I have talked about "An Arundel Tomb" in a previous post, so I will not discuss its particulars on this occasion. But I do wonder whether Larkin knew of Crashaw's poem. Given his knowledge of English poetry, he likely did. However, I prefer to think that Larkin knew nothing of the "young married couple," the "sweet turtles," and that he independently echoed, and provided his own lovely elaborations upon, Crashaw's theme.
Roger Fry, "La Salle des Caryatides in the Louvre"
Those who traffic in evil are members of the human race, but they know nothing of humanity. They know nothing of love.
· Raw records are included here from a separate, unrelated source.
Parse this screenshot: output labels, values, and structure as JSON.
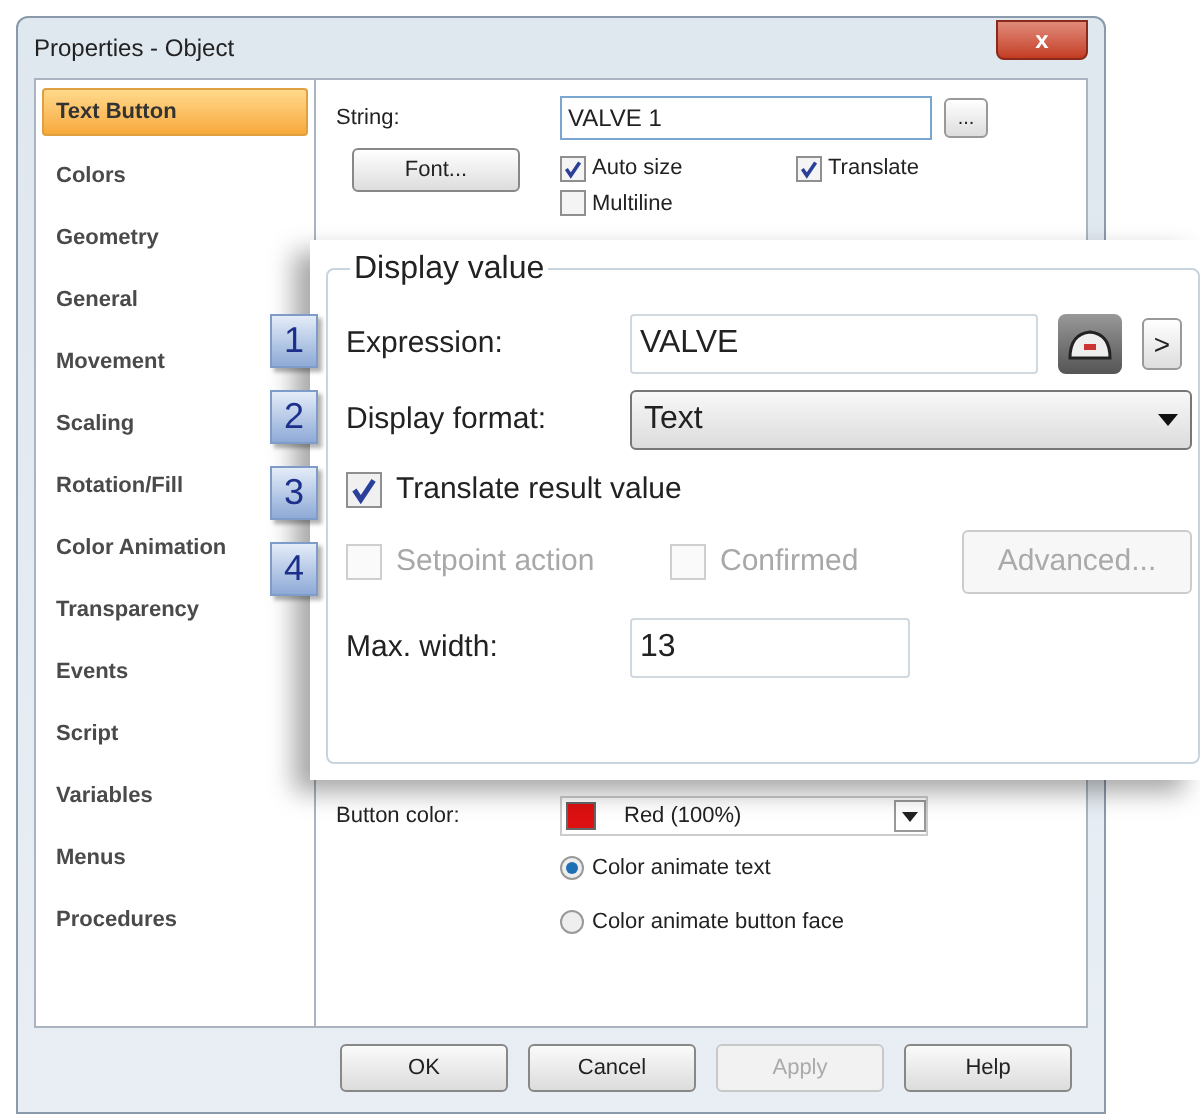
{
  "window": {
    "title": "Properties - Object",
    "close_label": "x"
  },
  "sidebar": {
    "items": [
      {
        "label": "Text Button",
        "selected": true
      },
      {
        "label": "Colors",
        "selected": false
      },
      {
        "label": "Geometry",
        "selected": false
      },
      {
        "label": "General",
        "selected": false
      },
      {
        "label": "Movement",
        "selected": false
      },
      {
        "label": "Scaling",
        "selected": false
      },
      {
        "label": "Rotation/Fill",
        "selected": false
      },
      {
        "label": "Color Animation",
        "selected": false
      },
      {
        "label": "Transparency",
        "selected": false
      },
      {
        "label": "Events",
        "selected": false
      },
      {
        "label": "Script",
        "selected": false
      },
      {
        "label": "Variables",
        "selected": false
      },
      {
        "label": "Menus",
        "selected": false
      },
      {
        "label": "Procedures",
        "selected": false
      }
    ]
  },
  "content": {
    "string_label": "String:",
    "string_value": "VALVE 1",
    "browse_button": "...",
    "font_button": "Font...",
    "checkboxes": [
      {
        "label": "Auto size",
        "checked": true
      },
      {
        "label": "Translate",
        "checked": true
      },
      {
        "label": "Multiline",
        "checked": false
      }
    ],
    "button_color_label": "Button color:",
    "button_color_value": "Red (100%)",
    "radios": [
      {
        "label": "Color animate text",
        "selected": true
      },
      {
        "label": "Color animate button face",
        "selected": false
      }
    ]
  },
  "display_value": {
    "title": "Display value",
    "expression_label": "Expression:",
    "expression_value": "VALVE",
    "expand_button": ">",
    "display_format_label": "Display format:",
    "display_format_value": "Text",
    "translate_result": {
      "label": "Translate result value",
      "checked": true
    },
    "setpoint_action": {
      "label": "Setpoint action",
      "checked": false,
      "disabled": true
    },
    "confirmed": {
      "label": "Confirmed",
      "checked": false,
      "disabled": true
    },
    "advanced_button": {
      "label": "Advanced...",
      "disabled": true
    },
    "max_width_label": "Max. width:",
    "max_width_value": "13",
    "markers": [
      "1",
      "2",
      "3",
      "4"
    ]
  },
  "buttons": [
    {
      "label": "OK",
      "disabled": false
    },
    {
      "label": "Cancel",
      "disabled": false
    },
    {
      "label": "Apply",
      "disabled": true
    },
    {
      "label": "Help",
      "disabled": false
    }
  ]
}
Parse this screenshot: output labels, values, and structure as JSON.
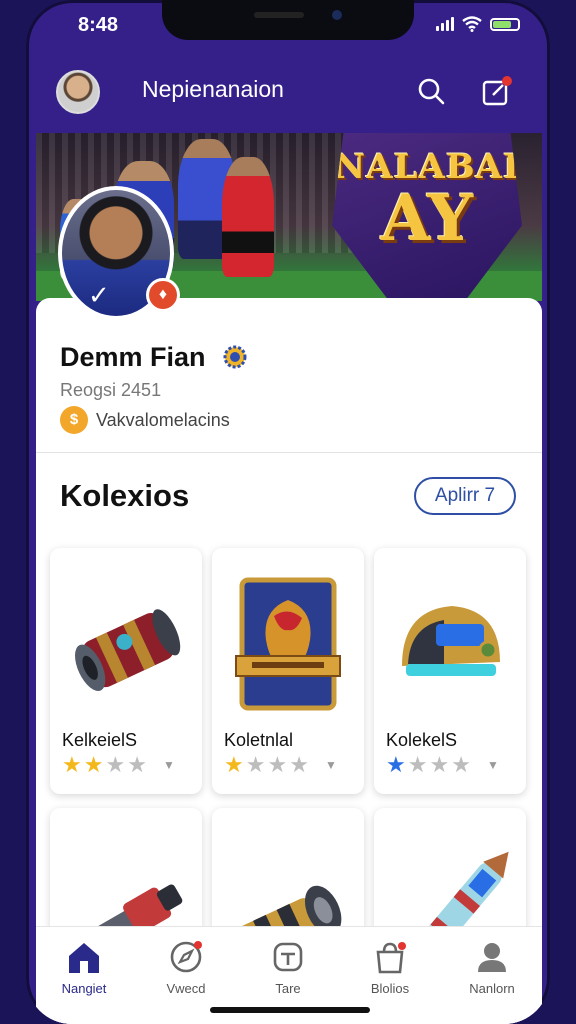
{
  "status_bar": {
    "time": "8:48"
  },
  "header": {
    "title": "Nepienanaion"
  },
  "banner": {
    "logo_line1": "NALABAI",
    "logo_line2": "AY"
  },
  "profile": {
    "name": "Demm Fian",
    "subtitle": "Reogsi 2451",
    "tag": "Vakvalomelacins"
  },
  "collection": {
    "title": "Kolexios",
    "action_label": "Aplirr 7",
    "cards": [
      {
        "name": "KelkeielS",
        "rating": 2,
        "star_color": "#f3b81b",
        "icon": "cylinder-artifact-icon"
      },
      {
        "name": "Koletnlal",
        "rating": 1,
        "star_color": "#f3b81b",
        "icon": "crest-shield-icon"
      },
      {
        "name": "KolekelS",
        "rating": 1,
        "star_color": "#2a6ee6",
        "icon": "helmet-artifact-icon"
      },
      {
        "name": "",
        "rating": 0,
        "icon": "blaster-icon"
      },
      {
        "name": "",
        "rating": 0,
        "icon": "cannon-icon"
      },
      {
        "name": "",
        "rating": 0,
        "icon": "rocket-icon"
      }
    ]
  },
  "bottom_nav": {
    "items": [
      {
        "label": "Nangiet",
        "icon": "home-icon",
        "active": true
      },
      {
        "label": "Vwecd",
        "icon": "compass-icon",
        "active": false
      },
      {
        "label": "Tare",
        "icon": "tag-icon",
        "active": false
      },
      {
        "label": "Blolios",
        "icon": "bag-icon",
        "active": false
      },
      {
        "label": "Nanlorn",
        "icon": "person-icon",
        "active": false
      }
    ]
  },
  "colors": {
    "brand": "#35208a",
    "accent": "#2f4fa6",
    "star_gold": "#f3b81b"
  }
}
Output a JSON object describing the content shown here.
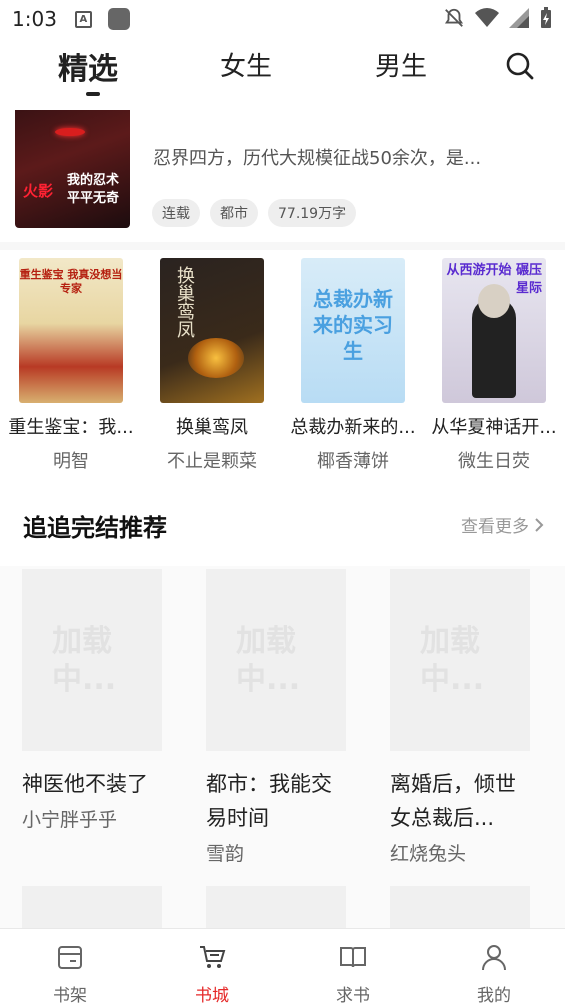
{
  "status_bar": {
    "time": "1:03",
    "a_icon_letter": "A"
  },
  "top_nav": {
    "tabs": [
      {
        "label": "精选",
        "active": true
      },
      {
        "label": "女生",
        "active": false
      },
      {
        "label": "男生",
        "active": false
      }
    ]
  },
  "featured_book": {
    "cover_brand": "火影",
    "cover_title": "我的忍术平平无奇",
    "description": "忍界四方，历代大规模征战50余次，是...",
    "tags": [
      "连载",
      "都市",
      "77.19万字"
    ]
  },
  "book_row": [
    {
      "title": "重生鉴宝：我...",
      "author": "明智",
      "cover_text": "重生鉴宝 我真没想当专家"
    },
    {
      "title": "换巢鸾凤",
      "author": "不止是颗菜",
      "cover_text": "换巢鸾凤"
    },
    {
      "title": "总裁办新来的...",
      "author": "椰香薄饼",
      "cover_text": "总裁办新来的实习生"
    },
    {
      "title": "从华夏神话开...",
      "author": "微生日荧",
      "cover_text": "从西游开始 碾压星际"
    }
  ],
  "section": {
    "title": "追追完结推荐",
    "more_label": "查看更多"
  },
  "grid_books": [
    {
      "title": "神医他不装了",
      "author": "小宁胖乎乎",
      "loading_text": "加载中..."
    },
    {
      "title": "都市：我能交易时间",
      "author": "雪韵",
      "loading_text": "加载中..."
    },
    {
      "title": "离婚后，倾世女总裁后...",
      "author": "红烧兔头",
      "loading_text": "加载中..."
    }
  ],
  "bottom_nav": [
    {
      "label": "书架",
      "icon": "bookshelf-icon"
    },
    {
      "label": "书城",
      "icon": "bookstore-cart-icon",
      "active": true
    },
    {
      "label": "求书",
      "icon": "open-book-icon"
    },
    {
      "label": "我的",
      "icon": "person-icon"
    }
  ],
  "colors": {
    "accent": "#e52828",
    "text": "#222222",
    "muted": "#666666"
  }
}
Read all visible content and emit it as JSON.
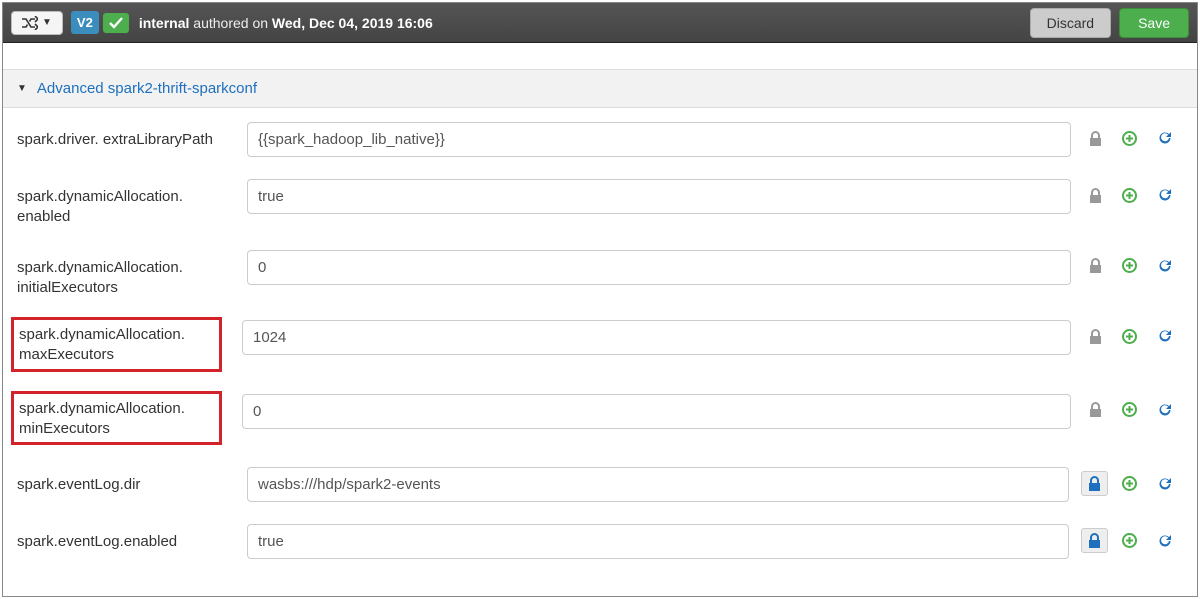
{
  "topbar": {
    "version": "V2",
    "user": "internal",
    "verb": "authored on",
    "date": "Wed, Dec 04, 2019 16:06",
    "discard": "Discard",
    "save": "Save"
  },
  "section": {
    "title": "Advanced spark2-thrift-sparkconf"
  },
  "properties": [
    {
      "label": "spark.driver. extraLibraryPath",
      "value": "{{spark_hadoop_lib_native}}",
      "lock_active": false,
      "highlighted": false
    },
    {
      "label": "spark.dynamicAllocation. enabled",
      "value": "true",
      "lock_active": false,
      "highlighted": false
    },
    {
      "label": "spark.dynamicAllocation. initialExecutors",
      "value": "0",
      "lock_active": false,
      "highlighted": false
    },
    {
      "label": "spark.dynamicAllocation. maxExecutors",
      "value": "1024",
      "lock_active": false,
      "highlighted": true
    },
    {
      "label": "spark.dynamicAllocation. minExecutors",
      "value": "0",
      "lock_active": false,
      "highlighted": true
    },
    {
      "label": "spark.eventLog.dir",
      "value": "wasbs:///hdp/spark2-events",
      "lock_active": true,
      "highlighted": false
    },
    {
      "label": "spark.eventLog.enabled",
      "value": "true",
      "lock_active": true,
      "highlighted": false
    }
  ]
}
They cannot conceive of, and thus can never harm, the uncountable and continuous streams of life, seen and unseen, that the rest of us create and perpetuate on a daily basis.
Love Lives Beyond the Tomb
Love lives beyond
The tomb, the earth, which fades like dew!
I love the fond,
The faithful, and the true.
Love lives in sleep,
The happiness of healthy dreams:
Eve's dews may weep,
But love delightful seems.
Tis seen in flowers,
And in the morning's pearly dew;
In earth's green hours,
And in the heaven's eternal blue.
Tis heard in Spring
When light and sunbeams, warm and kind,
On angel's wing
Bring love and music to the mind.
And where is voice,
So young, so beautiful, and sweet
As Nature's choice,
Where Spring and lovers meet?
Love lives beyond
The tomb, the earth, the flowers, and dew.
I love the fond,
The faithful, young and true.
John Clare, in Edmund Blunden and Alan Porter (editors), John Clare: Poems Chiefly from Manuscript (Cobden-Sanderson 1920).
"Peace, good reader."
Roger Fry, "The Church at Ramatuelle" (1922)